There can be few professions or businesses which are as female friendly as optics, a fact demonstrated by domination of optometry intakes at university with women in recent years.

As the latest gender pay gap figures are published showing lower female pay should we feel sorry for the employers or is optics failing women?

The big employers all give similar reasons for their gender pay gap: for a whole range of reasons men do different jobs, and work in different ways than women, they say. It’s also a fact that the vast majority of non-professional, and lower paid, practice staff are women. The gender pay gap reflects that, not inequality in pay.

Unequal pay has been illegal since the 1970s so it would come as a massive shock to see different pay for the same roles. While optics enjoys a good number of prominent women in senior roles why are not more women moving into those general senior roles?

The AOP’s recent Institute for Employment Studies report charted the bias towards women entering the profession. The same report showed half of pre-regs chose optics for its flexibility of working and that 27% of GOC registrants work as locums. The fact remains that optometry students are much more likely to live at home while studying and completing their pre-reg year and a third would rather not relocate to find employment. Despite all of this 71% of pre-regs chose optometry because of its earning potential.

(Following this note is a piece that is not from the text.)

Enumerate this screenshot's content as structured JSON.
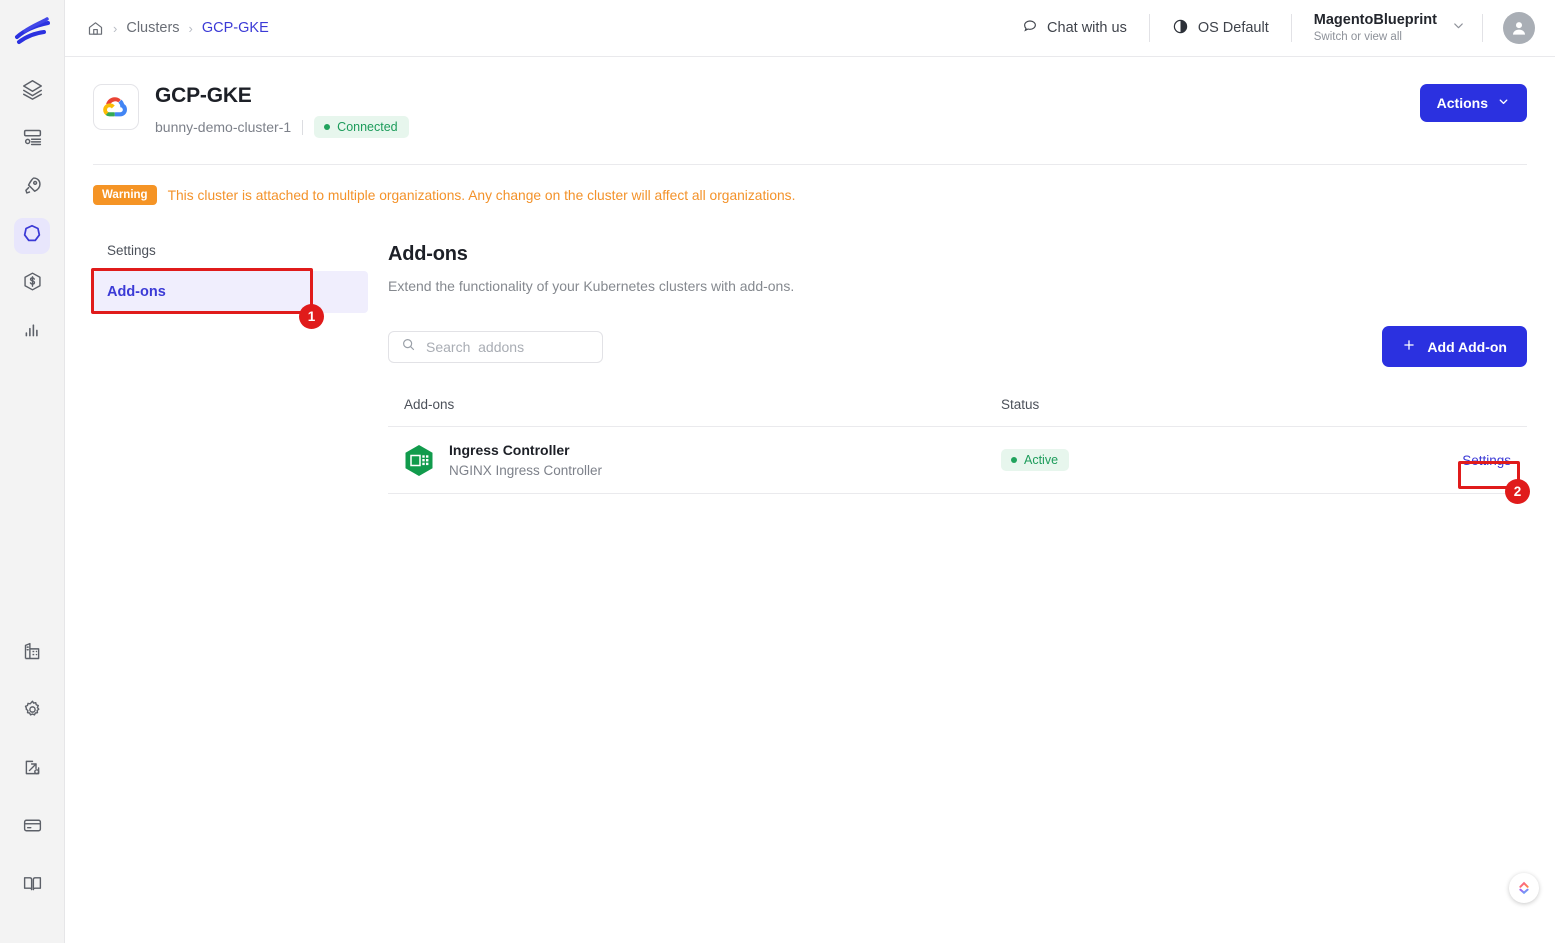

I suggest the gender pay gap is an outdated measure designed for an era of nine to five working where a simple salary measure indicates reward. Optics can pat itself on the back for being ahead of the curve on flexibility. Optometry is a profession of choice for women because it suits them but more have to find their way into those senior roles.